… to the porter’s lodge pavilions (one of which is now the souvenir/bookshop) on either side of the main gate…

… and then up to the well tended but not particularly exciting Austrian Gardens.

I do sometimes wonder what the locals – in the nearby school or in the street over the wall – make of the tourist attraction and tourists on their doorstep.

Posted in Barcelona, Gaudi, Last Hurrah, Spain

Rambling around Las Ramblas

How do you spell tourist in Spanish? Las Ramblas! … This is where you buy your souvenirs and overpriced ‘typical’ Spanish food. It’s also a street of theatres, home of the Popular Procession (I gather a combination of elements of many festivals into one procession) and, of course, the global fast food franchises.

Las Ramblas run from Placa de Catalunya,

pretty much through the centre of the old town,Las Ramblas down to the Mirador de Colón (a giant column topped by a statue of Christopher Columbus) at Port Vell.

More than a few dollars is berthed in the marina at adjacent Port de Barcelona!

Across the swing bridge (to allow for all those masts) is a shiny new shopping centre (of no personal interest except it allowed me to take a self portrait!) and a great view of the Maritime Museum.

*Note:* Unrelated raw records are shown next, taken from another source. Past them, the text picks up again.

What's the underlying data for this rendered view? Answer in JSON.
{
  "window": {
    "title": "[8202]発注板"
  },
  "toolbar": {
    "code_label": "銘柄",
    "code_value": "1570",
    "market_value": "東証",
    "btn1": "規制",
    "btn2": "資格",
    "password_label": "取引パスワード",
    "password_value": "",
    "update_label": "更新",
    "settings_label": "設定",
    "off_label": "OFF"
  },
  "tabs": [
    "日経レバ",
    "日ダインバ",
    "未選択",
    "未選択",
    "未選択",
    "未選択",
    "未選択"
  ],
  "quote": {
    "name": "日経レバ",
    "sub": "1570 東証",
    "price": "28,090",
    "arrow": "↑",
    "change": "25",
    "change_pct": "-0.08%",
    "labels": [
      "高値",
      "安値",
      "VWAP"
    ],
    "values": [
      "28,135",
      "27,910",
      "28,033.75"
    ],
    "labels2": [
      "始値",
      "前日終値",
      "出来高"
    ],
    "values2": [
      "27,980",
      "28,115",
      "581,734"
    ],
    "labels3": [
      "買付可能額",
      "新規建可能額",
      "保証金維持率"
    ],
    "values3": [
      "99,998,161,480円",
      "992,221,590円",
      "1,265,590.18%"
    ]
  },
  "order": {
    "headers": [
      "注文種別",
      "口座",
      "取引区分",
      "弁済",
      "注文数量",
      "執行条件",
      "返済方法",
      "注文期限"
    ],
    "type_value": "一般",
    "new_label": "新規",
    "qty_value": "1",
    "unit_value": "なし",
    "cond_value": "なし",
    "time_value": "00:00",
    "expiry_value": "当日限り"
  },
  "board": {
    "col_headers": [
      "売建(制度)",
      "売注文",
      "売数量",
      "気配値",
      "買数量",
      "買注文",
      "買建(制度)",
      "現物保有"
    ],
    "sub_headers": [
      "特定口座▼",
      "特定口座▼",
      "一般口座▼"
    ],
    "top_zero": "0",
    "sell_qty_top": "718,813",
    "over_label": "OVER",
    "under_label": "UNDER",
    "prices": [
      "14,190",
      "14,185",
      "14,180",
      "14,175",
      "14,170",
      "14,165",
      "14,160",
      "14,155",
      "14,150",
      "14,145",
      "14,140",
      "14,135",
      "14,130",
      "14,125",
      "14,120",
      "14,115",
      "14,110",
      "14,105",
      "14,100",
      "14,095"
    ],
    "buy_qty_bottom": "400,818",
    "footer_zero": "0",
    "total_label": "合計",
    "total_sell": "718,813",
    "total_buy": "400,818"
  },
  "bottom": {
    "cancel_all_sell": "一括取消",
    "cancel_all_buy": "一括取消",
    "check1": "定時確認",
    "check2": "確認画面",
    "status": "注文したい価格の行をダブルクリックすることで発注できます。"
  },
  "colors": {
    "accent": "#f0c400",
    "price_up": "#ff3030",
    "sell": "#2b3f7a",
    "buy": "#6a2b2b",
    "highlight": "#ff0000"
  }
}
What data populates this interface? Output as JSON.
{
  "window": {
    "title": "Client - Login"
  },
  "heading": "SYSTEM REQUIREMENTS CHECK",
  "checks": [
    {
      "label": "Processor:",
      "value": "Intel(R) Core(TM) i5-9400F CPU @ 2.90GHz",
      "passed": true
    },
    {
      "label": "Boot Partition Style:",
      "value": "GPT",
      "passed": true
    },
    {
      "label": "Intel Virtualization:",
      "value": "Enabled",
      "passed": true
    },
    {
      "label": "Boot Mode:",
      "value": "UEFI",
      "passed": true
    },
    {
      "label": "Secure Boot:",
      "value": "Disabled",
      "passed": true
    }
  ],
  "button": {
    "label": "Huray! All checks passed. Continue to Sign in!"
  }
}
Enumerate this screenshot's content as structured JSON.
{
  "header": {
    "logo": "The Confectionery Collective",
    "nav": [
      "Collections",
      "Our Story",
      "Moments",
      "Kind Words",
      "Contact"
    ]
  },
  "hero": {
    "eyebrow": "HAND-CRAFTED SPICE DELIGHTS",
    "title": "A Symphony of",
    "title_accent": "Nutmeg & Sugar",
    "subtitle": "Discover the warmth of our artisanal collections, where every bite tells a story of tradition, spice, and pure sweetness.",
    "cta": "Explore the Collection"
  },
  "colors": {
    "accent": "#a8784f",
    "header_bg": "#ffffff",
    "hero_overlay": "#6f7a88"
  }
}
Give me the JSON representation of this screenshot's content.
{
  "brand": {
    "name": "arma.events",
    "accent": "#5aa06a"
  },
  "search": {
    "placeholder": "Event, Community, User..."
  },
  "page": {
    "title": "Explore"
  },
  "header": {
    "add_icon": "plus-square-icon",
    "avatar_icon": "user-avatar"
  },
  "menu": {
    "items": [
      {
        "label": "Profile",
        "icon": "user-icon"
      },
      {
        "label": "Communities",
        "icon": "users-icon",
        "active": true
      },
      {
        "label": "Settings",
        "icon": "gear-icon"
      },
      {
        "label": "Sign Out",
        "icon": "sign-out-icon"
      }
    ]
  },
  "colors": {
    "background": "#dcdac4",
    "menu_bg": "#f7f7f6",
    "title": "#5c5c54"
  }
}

A visit to the Maritime Museum, in its magnificent building, was fascinating. I think in a different life I could have been a sailor. The Museum was formerly the Royal Shipyards and has also been used as an arsenal. The site has been in use for 700+ years and became a museum in 1941. The temporary exhibition when I visited was about the Vikings – hardly Spanish but they got around!

There was also an exhibition of contemporary sea creatures on paper, hung like washing on a line.

There were ships and boats from many different eras, of all shapes and sizes. Pride of place however is given to a replica of a Royal Galley. Outside was a wooden submarine. It looked like a play thing for children but was definitely a Do Not Touch piece.

Just off Las Ramblas is the Placa Reial. In the centre of its slightly faded glory is a large fountain. I joined those with their bottoms perched on the edge of the basin, watching the world go by. There are more than a few very good people-watching stations in Barcelona – although this one did rather smell of pee. Oh dear!Placa Reial

The undisputed hit of Las Ramblas would have to be the formally titled Mercat Sant Josep but universally known as Mercat de la Boqueria. What you can’t buy to eat here isn’t worth knowing about and it’s loved by locals and tourists alike. Healthy fruit and veg, meat, more than enough seafood for my friend Piers in Boston, …

… sweets to make you ill, plus bread, cheese, deli items … and on it went. At a laneway to one side there were tables and chairs to eat and drink your selections immediately but on the whole this market is a place to stock up for home.

 

Posted in Barcelona, Food, Galleries + Museums, Last Hurrah, Spain, Water-River-Sea